The American Council of the Blind takes strong exception to the representations of David Barram, administrator of the General Services Administration ["GSA Shift Hurting Nonprofits; Warehouse Closures May Mean Layoffs for Blind Workers," news story, Sept. 28].

GSA argues that it did not "intend" to throw blind workers out of their jobs and that it is "going to look at that hard and make sure we didn't do anything inadvertent." Intended or not, 23 blind people are now not working and up to 1,400 more are at risk of losing their jobs.

The reality here is clear. GSA deliberately followed the path of reinventing government without sufficient thought as to what the consequences would be. Now a major agency -- which got where it is partly on the promise that "America has nobody to waste" -- finds itself putting the jobs of 1,400 blind workers and 2,000 federal employees at risk.

In the face of this reality we get rhetoric rather than commitment to the three steps GSA needs to take. First, it should slow down the closing of distribution depots to allow other systems to ramp up to carry the load. Second, it should make an unequivocal statement to federal customers that the products made by blind workers are still available and customers need to be buying those products under the law. Third, it should put a management scheme in place that thinks through decisions and actions, preventing crisis when possible and managing it quickly when unintended results occur.

Those workers who make the pens and other items for government purchase are everyday people with everyday lives. They have families and they work hard.
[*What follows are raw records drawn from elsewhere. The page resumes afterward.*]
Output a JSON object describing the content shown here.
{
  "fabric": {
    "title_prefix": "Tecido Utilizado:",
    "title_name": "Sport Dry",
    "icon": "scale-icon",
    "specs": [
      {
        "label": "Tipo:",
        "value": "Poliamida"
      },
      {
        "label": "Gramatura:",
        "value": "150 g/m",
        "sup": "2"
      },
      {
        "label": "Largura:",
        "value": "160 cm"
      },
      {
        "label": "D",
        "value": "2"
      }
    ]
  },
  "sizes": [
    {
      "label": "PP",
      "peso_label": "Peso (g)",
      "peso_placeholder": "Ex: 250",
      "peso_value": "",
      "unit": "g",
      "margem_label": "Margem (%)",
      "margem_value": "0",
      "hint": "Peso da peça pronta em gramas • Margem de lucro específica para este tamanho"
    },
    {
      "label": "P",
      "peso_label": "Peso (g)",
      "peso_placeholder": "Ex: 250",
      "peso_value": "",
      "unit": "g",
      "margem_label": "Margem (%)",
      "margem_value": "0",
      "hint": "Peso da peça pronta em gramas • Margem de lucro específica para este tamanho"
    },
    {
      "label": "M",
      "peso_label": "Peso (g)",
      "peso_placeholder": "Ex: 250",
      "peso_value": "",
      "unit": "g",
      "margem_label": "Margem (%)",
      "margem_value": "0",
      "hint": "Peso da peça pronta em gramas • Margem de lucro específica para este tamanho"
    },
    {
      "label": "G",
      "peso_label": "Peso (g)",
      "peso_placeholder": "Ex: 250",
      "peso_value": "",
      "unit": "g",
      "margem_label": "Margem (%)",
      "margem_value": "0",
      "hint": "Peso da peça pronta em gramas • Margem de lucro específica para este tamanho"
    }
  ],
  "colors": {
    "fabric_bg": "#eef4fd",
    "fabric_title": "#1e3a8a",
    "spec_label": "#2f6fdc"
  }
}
They don't earn anything near what a GSA administrator earns, but they do earn their wages, and it's time GSA took action to honor the trust these folks have placed in the decisions of the administrator.



American Council of the Blind